Out-Law Analysis | 04 Sep 2017 | 12:38 pm | 3 min. read
Hong Kong's Legislative Council recently passed a bill that encourages the use of apologies as a means of settling disputes. Under the bill an apology does not constitute an admission of fault or liability and is not admissible in evidence, but can still provide a cost-efficient way to ease tensions and resolve disputes for parties to a construction dispute.
In general, an apology is an expression of sympathy or regret, which may be accompanied by an acknowledgement of fault. There are many reasons why someone might choose to apologise, such as feelings of empathy or guilt. Some people may choose to be strategic, and use an apology to placate a potential claimant. However, making apologies can have legal consequences if they are construed as admissions of fault and admitted into evidence. Apology laws are designed to promote dispute resolution by removing this legal barrier.
Apology laws have been enacted in more than 50 jurisdictions, including Canada, England and Wales, the US and Australia, although the extent of protection that the apology law provides varies between jurisdictions.
In New South Wales the apology regime "applies to civil liability of any kind" with the exception of some civil liabilities such as intentional acts done with the intent of causing injury or death. In the Northern Territory on the other hand, the apology law is confined to civil actions for personal injury. In a construction context this could mean that under Northern Territory law an apology for negligence in design work would only be protected and excluded from evidence if the negligence had resulted in personal injury.
Protection depends largely on how "apology" is defined in the legislation. In New South Wales, the Australian Capital Territory and Queensland the definition of apology includes an admission of fault, whereas Victoria specifically states that an apology "does not include a clear acknowledgement of fault". The content of an apology therefore has to be considered depending on the jurisdiction.
Apology laws also vary in the extent to which they protect admissions of fact. This will affect, for example, whether an entire letter of apology is excluded from evidence, or whether certain parts of the letter are found to be admissible because they constitute admissions of fact.
Under the Hong Kong bill for example the definition of "apology" includes "a statement of fact in connection with the matter", so the protection will cover statements of fact. However, the bill also contains an exception stating that "if in particular applicable proceedings there is an exceptional case (for example, where there is no other evidence available for determining an issue), the decision maker may exercise a discretion to admit a statement of fact contained in an apology as evidence in the proceedings, but only if the decision maker is satisfied that it is just and equitable to do so, having regard to all the relevant circumstances."
Caution is therefore needed when including admissions of fact in an apology.
Finally, insurance contracts often include a clause that prohibits an admission of fault by the insured party without the insurer's consent. To overcome this, the Hong Kong bill says that an apology "does not void or otherwise affect any insurance cover, compensation or other form of benefit". Similar protection does not exist under the Australian apology laws.
Research has shown that apologies can alter perceptions of the dispute and the disputants, improve expectations of future conduct and the relationship between the parties, change negotiation aspirations and fairness judgments, decrease negative emotion and increase willingness to accept an offer of settlement.
Even in a sector like the construction industry, driven by the bottom line, feelings of injustice and anguish often cause people to want to bring proceedings, despite it not being the best economic decision.
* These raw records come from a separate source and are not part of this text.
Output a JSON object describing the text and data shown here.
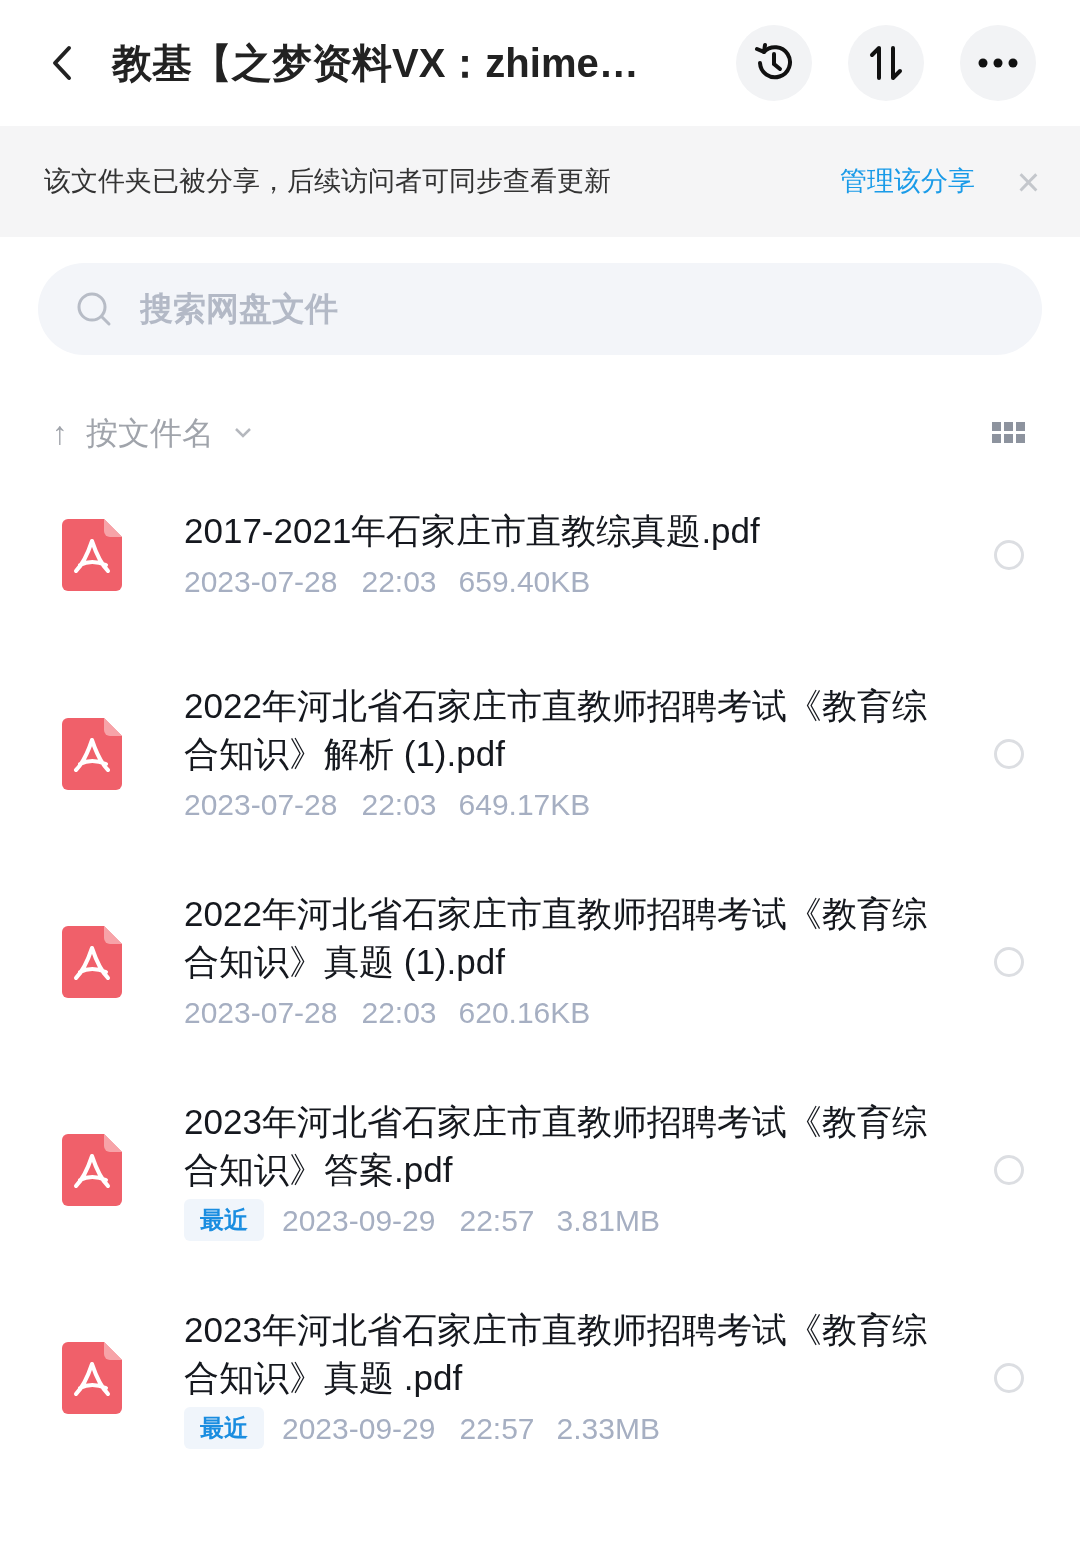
{
  "header": {
    "title": "教基【之梦资料VX：zhime…"
  },
  "share_banner": {
    "message": "该文件夹已被分享，后续访问者可同步查看更新",
    "link": "管理该分享",
    "close": "×"
  },
  "search": {
    "placeholder": "搜索网盘文件"
  },
  "sort": {
    "arrow": "↑",
    "label": "按文件名"
  },
  "files": [
    {
      "name": "2017-2021年石家庄市直教综真题.pdf",
      "date": "2023-07-28",
      "time": "22:03",
      "size": "659.40KB",
      "selected": false
    },
    {
      "name": "2022年河北省石家庄市直教师招聘考试《教育综合知识》解析 (1).pdf",
      "date": "2023-07-28",
      "time": "22:03",
      "size": "649.17KB",
      "selected": false
    },
    {
      "name": "2022年河北省石家庄市直教师招聘考试《教育综合知识》真题 (1).pdf",
      "date": "2023-07-28",
      "time": "22:03",
      "size": "620.16KB",
      "selected": false
    },
    {
      "name": "2023年河北省石家庄市直教师招聘考试《教育综合知识》答案.pdf",
      "tag": "最近",
      "date": "2023-09-29",
      "time": "22:57",
      "size": "3.81MB",
      "selected": false
    },
    {
      "name": "2023年河北省石家庄市直教师招聘考试《教育综合知识》真题 .pdf",
      "tag": "最近",
      "date": "2023-09-29",
      "time": "22:57",
      "size": "2.33MB",
      "selected": false
    }
  ]
}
An apology can help achieve settlement more quickly and amicably because, while a monetary payment in damages can compensate for financial losses, it cannot compensate for feelings of injustice. Particularly, where settlement becomes more likely an apology may push parties closer to accepting a compromise in circumstances where they would not otherwise.
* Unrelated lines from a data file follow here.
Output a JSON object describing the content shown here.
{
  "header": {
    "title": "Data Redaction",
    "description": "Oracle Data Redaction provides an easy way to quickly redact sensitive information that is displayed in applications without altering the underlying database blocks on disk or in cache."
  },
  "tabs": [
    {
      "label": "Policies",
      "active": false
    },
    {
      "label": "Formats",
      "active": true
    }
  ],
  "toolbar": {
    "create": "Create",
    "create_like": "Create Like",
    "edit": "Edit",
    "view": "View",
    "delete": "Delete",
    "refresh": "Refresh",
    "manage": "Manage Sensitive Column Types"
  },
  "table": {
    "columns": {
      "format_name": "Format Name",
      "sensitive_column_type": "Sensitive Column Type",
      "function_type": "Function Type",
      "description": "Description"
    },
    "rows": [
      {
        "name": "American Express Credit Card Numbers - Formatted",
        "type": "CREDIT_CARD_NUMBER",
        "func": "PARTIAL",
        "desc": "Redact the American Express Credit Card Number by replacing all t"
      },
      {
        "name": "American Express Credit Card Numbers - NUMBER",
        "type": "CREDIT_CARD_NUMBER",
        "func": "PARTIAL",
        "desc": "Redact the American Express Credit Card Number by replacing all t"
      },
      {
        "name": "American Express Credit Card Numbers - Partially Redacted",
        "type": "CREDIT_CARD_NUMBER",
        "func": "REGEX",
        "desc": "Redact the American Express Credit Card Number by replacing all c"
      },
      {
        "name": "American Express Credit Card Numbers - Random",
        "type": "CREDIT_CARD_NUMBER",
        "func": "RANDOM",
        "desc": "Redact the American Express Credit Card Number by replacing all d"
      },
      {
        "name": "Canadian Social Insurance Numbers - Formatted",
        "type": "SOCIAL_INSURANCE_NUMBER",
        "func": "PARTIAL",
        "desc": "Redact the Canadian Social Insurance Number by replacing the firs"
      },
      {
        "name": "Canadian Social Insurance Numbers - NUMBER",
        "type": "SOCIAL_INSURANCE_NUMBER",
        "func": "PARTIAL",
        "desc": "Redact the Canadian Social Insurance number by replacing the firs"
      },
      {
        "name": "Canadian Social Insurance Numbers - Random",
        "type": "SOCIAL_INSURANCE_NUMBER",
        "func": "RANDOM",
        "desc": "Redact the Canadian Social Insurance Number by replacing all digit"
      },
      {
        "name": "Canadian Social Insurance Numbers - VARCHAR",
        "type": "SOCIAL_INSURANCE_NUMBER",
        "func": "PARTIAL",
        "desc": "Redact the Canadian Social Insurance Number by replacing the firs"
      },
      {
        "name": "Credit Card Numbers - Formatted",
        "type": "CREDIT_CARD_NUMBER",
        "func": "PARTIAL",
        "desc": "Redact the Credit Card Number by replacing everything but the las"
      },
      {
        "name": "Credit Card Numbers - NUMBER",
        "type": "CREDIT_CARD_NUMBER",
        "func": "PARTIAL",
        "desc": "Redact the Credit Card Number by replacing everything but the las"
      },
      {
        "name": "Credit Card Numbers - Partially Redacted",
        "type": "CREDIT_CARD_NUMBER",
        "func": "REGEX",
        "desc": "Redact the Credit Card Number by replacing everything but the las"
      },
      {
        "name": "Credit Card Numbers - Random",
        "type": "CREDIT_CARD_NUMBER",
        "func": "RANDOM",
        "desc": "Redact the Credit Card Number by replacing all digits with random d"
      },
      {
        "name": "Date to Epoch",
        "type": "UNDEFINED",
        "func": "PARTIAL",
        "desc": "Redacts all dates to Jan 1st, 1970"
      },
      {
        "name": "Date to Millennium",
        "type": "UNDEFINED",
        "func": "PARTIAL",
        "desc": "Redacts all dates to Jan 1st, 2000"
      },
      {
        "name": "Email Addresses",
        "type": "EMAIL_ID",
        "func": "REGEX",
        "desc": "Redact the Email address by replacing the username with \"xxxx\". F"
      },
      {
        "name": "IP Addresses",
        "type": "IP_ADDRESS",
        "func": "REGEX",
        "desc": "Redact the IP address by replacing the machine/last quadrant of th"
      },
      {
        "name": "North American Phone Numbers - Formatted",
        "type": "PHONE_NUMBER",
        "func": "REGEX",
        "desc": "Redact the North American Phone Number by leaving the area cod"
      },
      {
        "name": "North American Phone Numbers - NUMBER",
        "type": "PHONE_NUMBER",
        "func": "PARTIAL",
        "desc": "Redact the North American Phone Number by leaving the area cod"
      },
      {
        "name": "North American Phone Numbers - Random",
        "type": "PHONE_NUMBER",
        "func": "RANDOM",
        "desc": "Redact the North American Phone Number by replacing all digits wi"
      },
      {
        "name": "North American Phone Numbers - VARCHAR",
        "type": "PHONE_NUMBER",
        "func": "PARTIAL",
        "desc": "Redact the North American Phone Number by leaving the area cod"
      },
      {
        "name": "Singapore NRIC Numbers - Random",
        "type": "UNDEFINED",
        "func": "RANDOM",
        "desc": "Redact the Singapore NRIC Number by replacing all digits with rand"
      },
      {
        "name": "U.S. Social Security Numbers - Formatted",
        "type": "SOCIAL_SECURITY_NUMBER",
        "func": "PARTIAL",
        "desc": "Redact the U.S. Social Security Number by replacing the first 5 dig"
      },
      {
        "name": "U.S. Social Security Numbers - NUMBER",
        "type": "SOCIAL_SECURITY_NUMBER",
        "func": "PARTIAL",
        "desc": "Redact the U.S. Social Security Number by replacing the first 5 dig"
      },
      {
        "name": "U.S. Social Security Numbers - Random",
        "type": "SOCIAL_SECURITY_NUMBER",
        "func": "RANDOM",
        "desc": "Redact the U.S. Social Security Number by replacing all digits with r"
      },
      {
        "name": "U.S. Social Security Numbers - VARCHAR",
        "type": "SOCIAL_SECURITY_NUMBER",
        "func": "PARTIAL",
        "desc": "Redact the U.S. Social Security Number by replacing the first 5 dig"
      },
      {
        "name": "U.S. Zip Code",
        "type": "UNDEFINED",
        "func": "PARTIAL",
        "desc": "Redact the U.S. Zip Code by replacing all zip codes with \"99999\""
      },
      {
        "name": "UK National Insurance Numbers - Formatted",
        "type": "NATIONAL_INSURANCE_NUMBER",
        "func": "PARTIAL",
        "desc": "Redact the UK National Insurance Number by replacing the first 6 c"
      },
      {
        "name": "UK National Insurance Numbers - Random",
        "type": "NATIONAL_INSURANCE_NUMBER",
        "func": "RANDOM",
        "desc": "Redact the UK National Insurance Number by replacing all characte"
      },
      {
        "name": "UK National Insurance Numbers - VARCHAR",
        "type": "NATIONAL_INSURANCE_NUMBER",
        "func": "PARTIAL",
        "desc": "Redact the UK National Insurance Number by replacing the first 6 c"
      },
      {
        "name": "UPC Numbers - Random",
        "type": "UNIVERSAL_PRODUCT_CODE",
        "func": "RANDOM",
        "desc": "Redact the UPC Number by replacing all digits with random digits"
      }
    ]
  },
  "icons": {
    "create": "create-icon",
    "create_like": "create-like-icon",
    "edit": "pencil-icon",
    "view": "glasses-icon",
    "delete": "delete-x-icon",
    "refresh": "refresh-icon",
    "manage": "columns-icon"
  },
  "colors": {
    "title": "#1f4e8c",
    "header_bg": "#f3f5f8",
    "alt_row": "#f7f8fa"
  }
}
Of course, given the jurisdictional differences, apology makers must be careful to ensure their apology will be protected. Nonetheless, apologising can be a valuable way to help resolve disputes and reduce litigation, even in the toughest commercial context.
Victor Lau is a construction disputes resolution specialist with Pinsent Masons, the law firm behind Out-Law.com